If it is February, it must be time for the Six Nations, the rugby competition so venerable that it makes every other contest—the World Cup, the Tri-Nations—look like a pretentious young upstart.
In the tournament's second game, Italy—wooden spoonists of the last three competitions—take on an injury-depleted Ireland.
There are two ways of looking at Italian rugby.
One is that, like Bangladesh in cricket, they made a good case for being admitted to a competition that they were not ready for yet. They lack world class players and have struggled in every Six Nations.
That said, though, if they are going to beat Ireland then this is their best chance.
Last season, they were without their one truly great player, Sergio Parisse.
This year, the former captain is back at No. 8 and will be the man whom everything revolves around.
Martin Castrogiovanni and Santiago Dellape are not far behind him in pure positional ability, but both lack that extra bit of class that makes a standout player. The rest of the pack is comprised of journeymen who would struggle to make most Premiership teams.
The back line is the usual Italian mix of natives, plus displaced Argentines and antipodeans.
Gonzalo Canale is the one truly decent player, although Mirco Bergamasco remains a threat with both his kicking and running from deep.
Like England, Ireland could probably pick a full team from the players they have missing and injured: Jamie Heaslip, Stephen Ferris, Rob Kearney, Geordan Murphy, Tommy Bowe—the list goes on and on.
If you had to pick a team to play with an injury depleted side, though, it would be Italy and although this will be a testing game for them, it will not be as tough as those to come.
Debutant prop Mike Ross is perhaps the most talked about player in Ireland at the moment. However, the loss of the experience of the man he replaces, John Hayes, is tempered by the fact that Hayes has been almost immobile for two seasons; the more you can move the ball against Italy, the harder they find it.
With the exciting Sean O'Brien to replace Heaslip and the dependable Denis Leamy coming in for Ferris, the back row should still match Parisse and co at the back of the scrum, whilst the return of former captain Paul O'Connell from suspension gives considerable power to the second row.
Everything will, of course, hinge upon the veteran centre pairing of captain Brian O'Driscoll and Gordon D'Arcy.
There is not a lot of experience around them, with Fergus McFadden making his Six Nations debut on one wing and Luke Fitzgerald playing full back for the first time behind them.
Where the game will be won or lost
Italy's strength is in their pack and they will look to keep the ball tight as much as possible. They should achieve parity in the scrums, but as soon as the ball goes to the backs they become very predictable.

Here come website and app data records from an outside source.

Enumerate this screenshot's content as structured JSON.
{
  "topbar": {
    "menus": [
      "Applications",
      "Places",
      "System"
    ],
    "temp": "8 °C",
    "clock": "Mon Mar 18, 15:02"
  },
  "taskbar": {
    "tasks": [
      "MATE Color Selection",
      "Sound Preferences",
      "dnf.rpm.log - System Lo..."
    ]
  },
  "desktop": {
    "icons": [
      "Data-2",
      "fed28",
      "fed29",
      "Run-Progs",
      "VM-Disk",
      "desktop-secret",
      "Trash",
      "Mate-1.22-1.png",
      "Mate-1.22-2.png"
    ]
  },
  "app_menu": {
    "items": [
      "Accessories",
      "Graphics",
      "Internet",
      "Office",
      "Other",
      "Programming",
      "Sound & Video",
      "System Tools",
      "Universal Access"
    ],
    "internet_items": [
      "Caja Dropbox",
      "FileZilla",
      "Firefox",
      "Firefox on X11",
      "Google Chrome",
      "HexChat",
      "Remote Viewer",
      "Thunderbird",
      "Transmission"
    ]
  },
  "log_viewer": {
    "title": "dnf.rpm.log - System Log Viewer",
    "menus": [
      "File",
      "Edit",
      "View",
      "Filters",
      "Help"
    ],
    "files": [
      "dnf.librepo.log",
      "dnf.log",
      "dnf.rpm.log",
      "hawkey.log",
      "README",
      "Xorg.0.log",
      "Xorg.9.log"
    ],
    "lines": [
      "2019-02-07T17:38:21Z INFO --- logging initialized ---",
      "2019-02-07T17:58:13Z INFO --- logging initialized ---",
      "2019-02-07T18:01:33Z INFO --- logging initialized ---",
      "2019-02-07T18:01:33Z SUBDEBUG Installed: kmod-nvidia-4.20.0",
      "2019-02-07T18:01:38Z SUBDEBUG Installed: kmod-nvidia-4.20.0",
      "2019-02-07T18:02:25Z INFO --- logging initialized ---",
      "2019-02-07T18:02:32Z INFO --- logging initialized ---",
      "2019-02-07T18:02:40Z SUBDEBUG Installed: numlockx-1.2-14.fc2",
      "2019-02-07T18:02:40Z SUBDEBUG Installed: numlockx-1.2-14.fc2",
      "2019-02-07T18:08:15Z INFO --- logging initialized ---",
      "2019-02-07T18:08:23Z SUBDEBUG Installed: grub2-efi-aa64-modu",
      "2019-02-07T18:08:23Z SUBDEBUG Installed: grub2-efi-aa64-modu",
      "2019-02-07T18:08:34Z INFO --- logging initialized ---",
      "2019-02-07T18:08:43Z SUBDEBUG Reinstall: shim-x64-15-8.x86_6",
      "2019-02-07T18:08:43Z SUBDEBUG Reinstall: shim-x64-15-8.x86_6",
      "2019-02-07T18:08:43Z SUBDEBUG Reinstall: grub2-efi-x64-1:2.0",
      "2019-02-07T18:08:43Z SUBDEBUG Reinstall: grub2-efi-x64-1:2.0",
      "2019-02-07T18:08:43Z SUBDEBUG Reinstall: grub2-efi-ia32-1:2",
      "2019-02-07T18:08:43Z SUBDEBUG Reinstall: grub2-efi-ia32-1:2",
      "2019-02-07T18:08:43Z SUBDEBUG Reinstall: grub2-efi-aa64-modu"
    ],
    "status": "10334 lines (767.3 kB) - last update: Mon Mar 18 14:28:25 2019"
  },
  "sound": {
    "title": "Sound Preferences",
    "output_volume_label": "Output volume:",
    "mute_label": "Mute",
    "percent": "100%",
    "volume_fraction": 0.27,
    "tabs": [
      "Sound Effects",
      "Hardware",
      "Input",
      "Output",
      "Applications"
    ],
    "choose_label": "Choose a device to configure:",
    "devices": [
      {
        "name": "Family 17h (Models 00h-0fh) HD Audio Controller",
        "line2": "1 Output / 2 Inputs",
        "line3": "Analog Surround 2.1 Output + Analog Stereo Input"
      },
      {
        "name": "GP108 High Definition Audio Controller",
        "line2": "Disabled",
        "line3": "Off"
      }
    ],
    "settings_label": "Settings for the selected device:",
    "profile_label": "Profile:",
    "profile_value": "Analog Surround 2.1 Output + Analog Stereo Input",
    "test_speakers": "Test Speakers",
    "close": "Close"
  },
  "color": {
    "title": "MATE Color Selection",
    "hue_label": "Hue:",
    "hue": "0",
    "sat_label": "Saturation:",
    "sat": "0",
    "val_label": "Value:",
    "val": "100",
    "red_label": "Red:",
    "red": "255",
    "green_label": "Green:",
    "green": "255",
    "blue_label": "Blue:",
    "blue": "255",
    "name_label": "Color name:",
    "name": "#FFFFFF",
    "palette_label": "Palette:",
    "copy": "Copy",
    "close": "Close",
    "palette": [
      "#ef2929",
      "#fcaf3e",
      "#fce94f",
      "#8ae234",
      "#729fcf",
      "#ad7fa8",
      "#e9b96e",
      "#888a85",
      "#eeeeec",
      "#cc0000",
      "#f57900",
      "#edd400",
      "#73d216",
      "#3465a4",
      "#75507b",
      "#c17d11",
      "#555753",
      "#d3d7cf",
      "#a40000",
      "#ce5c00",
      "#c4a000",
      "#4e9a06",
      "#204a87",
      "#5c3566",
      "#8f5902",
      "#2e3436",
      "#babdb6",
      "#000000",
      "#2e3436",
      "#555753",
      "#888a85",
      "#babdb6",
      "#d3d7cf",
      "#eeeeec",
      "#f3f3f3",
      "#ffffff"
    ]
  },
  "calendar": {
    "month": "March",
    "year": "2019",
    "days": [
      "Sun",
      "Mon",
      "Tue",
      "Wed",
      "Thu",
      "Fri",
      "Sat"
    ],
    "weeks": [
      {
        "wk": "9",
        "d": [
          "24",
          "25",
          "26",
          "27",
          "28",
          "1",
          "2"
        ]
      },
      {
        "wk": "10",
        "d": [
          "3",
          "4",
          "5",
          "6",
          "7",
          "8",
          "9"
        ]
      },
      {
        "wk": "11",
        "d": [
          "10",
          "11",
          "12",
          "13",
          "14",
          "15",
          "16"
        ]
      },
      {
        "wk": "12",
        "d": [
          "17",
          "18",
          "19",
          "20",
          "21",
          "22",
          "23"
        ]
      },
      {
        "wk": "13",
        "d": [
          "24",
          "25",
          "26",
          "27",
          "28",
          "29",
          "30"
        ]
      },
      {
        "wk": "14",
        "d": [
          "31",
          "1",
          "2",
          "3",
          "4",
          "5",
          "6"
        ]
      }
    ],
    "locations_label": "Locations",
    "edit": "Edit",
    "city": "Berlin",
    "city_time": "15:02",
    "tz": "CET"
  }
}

Ireland, by contrast, will want O'Driscoll and D'Arcy to have as much of the ball as possible, and this is the time for the promising half back pairing of Tomas O'Leary and Johnny Sexton to really stamp their authority on the game.
A close first half, before Ireland run away with the game in the second.